The exhibition explores why we should be aware of our existence and opens a path to see the body inside the mind just the way Yoga Sutra of Patanjali explains. That’s why the exhibition is also experiencing the body in a way like experiencing art.
“We have to get rid of the burden that our bodies bear for all centuries if we want to lead a life that we build with our own truths, with own voice and life purpose,” she said. “My belief is that only in this way can we make significant contributions to life. So, what I am talking about here is a process involving healing as well as alchemy and creativity.”
Art for the artist on the other hand is nothing but the unity of healing, alchemy, and creativity, and the artist is very similar to an alchemist and a healer.
That’s how her paintings are created as a trace of performative process that was developed at the moment she found the courage to initiate a journey back into her body. In a way, she creates and rebuilds her artistic language, and in this artistic language that she combines elements from Anatolian and Central Asian shamanic cultures with dance therapy techniques and archaic symbolism. She works through a ritualistic process in which she merges all these different elements instinctively. Through these rituals, she explores material, emotional and spiritual dimensions of her body

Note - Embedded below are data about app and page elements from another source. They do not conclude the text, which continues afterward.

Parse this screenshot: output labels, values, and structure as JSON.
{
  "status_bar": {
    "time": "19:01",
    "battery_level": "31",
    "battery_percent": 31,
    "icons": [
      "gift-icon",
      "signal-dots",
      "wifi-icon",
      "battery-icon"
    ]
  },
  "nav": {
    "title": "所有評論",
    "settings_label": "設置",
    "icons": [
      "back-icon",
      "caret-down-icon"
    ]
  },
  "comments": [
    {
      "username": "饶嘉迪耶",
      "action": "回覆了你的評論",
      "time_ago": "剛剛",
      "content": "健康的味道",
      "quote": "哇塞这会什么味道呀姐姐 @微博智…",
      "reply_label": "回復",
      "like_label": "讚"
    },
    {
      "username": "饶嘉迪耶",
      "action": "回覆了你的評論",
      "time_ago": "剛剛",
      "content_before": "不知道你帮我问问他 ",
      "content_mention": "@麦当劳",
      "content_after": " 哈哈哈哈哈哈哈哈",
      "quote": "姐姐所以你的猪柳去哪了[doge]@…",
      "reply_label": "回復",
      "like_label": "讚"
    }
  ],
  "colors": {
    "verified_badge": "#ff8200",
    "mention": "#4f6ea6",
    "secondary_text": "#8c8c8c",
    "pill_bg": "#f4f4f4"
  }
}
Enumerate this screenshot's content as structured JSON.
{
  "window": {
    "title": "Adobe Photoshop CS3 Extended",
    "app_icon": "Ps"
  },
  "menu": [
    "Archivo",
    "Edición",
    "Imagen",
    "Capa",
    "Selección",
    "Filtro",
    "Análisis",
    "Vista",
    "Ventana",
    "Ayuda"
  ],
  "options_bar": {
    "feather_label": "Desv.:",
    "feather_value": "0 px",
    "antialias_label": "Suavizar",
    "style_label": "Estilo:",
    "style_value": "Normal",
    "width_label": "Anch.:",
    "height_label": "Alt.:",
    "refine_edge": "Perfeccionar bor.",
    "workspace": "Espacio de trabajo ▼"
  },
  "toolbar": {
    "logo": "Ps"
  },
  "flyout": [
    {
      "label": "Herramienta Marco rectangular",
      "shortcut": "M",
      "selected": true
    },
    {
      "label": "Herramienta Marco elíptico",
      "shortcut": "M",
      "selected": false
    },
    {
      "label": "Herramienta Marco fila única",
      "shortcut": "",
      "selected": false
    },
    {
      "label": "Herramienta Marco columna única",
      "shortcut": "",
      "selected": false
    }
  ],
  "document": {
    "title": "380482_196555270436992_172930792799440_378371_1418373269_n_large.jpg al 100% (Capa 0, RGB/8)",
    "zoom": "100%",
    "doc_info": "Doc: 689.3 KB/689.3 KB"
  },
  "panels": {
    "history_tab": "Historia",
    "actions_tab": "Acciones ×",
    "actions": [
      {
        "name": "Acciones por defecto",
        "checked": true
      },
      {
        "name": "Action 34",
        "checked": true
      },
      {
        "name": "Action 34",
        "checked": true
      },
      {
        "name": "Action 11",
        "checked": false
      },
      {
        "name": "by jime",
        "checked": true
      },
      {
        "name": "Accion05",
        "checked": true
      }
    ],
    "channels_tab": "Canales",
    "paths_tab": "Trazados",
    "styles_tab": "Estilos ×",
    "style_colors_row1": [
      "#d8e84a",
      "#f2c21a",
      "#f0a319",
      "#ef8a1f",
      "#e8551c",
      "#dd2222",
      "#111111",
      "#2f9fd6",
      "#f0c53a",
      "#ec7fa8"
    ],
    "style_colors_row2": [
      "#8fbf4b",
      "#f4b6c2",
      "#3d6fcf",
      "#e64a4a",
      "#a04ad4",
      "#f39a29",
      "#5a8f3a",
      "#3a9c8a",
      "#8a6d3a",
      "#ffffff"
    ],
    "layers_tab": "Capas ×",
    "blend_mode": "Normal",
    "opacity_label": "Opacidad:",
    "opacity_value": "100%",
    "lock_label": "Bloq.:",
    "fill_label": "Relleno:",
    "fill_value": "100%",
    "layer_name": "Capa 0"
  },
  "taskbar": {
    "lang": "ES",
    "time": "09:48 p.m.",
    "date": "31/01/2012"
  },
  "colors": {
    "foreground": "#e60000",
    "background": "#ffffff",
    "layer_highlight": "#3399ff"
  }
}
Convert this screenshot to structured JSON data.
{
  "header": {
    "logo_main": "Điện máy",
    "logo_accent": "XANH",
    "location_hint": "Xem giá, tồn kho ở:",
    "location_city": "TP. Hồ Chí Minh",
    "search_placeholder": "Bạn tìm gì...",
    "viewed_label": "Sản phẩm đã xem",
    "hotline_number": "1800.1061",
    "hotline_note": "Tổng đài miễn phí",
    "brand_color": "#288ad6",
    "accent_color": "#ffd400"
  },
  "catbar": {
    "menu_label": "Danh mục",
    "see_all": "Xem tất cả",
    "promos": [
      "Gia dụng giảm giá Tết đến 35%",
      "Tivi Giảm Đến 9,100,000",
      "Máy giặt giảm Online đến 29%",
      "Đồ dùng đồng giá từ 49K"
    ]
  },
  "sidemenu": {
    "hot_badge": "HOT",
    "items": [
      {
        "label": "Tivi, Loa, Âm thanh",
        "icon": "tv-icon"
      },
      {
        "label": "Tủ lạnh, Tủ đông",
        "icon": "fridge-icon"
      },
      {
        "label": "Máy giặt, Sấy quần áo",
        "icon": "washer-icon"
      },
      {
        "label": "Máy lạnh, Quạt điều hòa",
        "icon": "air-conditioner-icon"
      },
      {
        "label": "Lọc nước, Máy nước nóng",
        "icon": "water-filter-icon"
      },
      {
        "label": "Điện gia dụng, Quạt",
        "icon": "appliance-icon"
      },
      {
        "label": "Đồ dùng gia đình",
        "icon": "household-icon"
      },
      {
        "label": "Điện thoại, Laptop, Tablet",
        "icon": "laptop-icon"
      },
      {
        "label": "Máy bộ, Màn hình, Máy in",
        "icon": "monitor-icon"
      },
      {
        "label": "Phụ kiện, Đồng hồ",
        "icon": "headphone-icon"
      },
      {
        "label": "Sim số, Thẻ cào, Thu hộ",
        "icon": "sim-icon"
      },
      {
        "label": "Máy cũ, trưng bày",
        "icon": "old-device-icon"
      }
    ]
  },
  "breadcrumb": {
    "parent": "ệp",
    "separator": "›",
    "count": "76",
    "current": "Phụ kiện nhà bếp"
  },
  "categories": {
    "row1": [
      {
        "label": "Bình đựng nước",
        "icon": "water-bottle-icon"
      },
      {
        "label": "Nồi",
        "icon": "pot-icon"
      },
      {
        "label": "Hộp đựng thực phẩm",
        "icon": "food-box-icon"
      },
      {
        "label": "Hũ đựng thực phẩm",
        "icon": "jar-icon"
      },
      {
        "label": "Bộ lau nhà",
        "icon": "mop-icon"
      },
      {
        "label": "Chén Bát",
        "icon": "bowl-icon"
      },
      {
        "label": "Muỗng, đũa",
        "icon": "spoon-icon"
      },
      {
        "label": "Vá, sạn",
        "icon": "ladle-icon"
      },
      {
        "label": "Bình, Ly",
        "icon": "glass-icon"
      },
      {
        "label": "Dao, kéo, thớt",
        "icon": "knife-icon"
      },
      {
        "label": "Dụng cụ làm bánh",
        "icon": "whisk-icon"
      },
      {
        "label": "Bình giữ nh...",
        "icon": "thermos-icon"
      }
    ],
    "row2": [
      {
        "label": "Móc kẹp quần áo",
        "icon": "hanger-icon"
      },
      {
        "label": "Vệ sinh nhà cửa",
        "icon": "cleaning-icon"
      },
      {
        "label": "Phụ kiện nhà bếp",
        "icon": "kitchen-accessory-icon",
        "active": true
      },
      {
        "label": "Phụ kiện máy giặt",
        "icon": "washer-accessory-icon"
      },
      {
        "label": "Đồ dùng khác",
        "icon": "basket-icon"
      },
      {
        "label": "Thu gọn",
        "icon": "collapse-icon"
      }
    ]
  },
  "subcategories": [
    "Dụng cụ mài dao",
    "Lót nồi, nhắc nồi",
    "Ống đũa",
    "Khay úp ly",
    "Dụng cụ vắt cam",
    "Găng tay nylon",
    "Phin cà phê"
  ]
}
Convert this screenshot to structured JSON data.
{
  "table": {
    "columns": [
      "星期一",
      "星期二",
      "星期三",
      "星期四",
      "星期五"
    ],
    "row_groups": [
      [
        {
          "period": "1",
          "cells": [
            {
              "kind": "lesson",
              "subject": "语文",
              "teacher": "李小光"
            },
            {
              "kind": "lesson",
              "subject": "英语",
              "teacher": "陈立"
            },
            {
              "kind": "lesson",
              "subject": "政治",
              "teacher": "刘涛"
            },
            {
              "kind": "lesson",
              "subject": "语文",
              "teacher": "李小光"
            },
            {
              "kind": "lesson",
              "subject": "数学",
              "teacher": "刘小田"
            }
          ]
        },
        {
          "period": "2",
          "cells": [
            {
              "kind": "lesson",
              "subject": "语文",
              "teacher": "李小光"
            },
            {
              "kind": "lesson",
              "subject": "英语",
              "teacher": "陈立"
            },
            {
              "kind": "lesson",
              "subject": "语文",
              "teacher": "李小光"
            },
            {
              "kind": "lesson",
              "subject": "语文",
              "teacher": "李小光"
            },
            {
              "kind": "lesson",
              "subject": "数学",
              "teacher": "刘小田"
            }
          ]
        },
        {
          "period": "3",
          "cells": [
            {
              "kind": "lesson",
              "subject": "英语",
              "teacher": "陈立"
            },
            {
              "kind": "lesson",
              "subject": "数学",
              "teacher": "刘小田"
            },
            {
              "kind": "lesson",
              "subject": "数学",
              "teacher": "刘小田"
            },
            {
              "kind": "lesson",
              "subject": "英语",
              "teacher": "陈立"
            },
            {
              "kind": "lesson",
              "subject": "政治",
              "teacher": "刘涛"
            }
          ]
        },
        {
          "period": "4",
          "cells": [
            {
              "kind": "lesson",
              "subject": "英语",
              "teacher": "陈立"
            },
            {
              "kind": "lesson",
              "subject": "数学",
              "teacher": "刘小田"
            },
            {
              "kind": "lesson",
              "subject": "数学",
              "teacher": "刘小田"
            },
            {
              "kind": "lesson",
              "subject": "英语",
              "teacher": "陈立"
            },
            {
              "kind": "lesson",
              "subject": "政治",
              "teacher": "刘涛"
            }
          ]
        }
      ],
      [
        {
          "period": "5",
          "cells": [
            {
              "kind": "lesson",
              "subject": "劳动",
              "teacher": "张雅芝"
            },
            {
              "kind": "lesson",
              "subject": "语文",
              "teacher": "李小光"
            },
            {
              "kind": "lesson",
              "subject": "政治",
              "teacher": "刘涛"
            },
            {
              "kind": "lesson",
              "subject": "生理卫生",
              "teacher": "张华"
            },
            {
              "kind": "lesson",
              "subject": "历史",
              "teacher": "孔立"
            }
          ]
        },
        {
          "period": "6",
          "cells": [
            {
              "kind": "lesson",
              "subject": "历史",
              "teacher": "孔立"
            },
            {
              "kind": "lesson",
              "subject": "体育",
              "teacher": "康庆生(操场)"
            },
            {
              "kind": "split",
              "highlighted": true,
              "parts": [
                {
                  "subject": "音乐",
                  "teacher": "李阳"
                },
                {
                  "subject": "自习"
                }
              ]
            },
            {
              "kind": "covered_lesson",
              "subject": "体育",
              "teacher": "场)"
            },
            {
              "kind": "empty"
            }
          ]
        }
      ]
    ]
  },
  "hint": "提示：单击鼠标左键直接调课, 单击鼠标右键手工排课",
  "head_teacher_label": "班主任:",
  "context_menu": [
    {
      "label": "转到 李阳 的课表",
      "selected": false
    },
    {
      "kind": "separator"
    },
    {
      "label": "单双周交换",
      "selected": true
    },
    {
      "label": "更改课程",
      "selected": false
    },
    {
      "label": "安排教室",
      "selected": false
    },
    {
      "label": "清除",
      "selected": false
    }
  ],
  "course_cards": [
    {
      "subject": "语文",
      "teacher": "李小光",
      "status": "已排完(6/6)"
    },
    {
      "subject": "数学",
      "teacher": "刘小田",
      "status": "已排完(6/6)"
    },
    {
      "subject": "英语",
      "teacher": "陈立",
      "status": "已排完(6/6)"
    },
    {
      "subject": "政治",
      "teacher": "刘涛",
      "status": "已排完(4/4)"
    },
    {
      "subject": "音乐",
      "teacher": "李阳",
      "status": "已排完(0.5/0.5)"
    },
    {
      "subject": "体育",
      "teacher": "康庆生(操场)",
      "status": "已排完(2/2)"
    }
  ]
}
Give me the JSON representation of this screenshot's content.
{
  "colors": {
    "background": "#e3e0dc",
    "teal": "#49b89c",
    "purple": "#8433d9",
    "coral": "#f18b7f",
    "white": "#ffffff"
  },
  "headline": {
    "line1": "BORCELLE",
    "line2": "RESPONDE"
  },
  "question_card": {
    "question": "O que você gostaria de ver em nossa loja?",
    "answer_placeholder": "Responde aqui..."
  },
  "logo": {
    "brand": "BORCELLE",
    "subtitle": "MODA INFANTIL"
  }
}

During her journey, Gürlek’s path has opened many different experiences in terms of art. However, among them, Çatalhöyük is an intriguing and significant one.
Gürlek said she has been intuiting for a long time that art and especially painting could be a process of healing and exploration. She has been searching for a way to develop a practice that would expand on these thoughts.
She visited Çatalhöyük in the summer of 2016 and came across the historical materialization of her intuition.
“My encounter with Çatalhöyük’s archaic ritual paintings reinforced my confidence in this research. With inspiration from those ancient paintings, I produced a live performance called ONE and a performative video piece called Sand Dance, and co-authored an article on these paintings with the 25-year director of the excavations and now my husband Ian Hodder.”
Her journey reflects her exhibition. She also hopes to encourage others to embark on their own journeys. The artist hopes her works will serve the collective rather than being a merely individualistic pursuit.
The exhibition will continue until Jan. 10, 2021.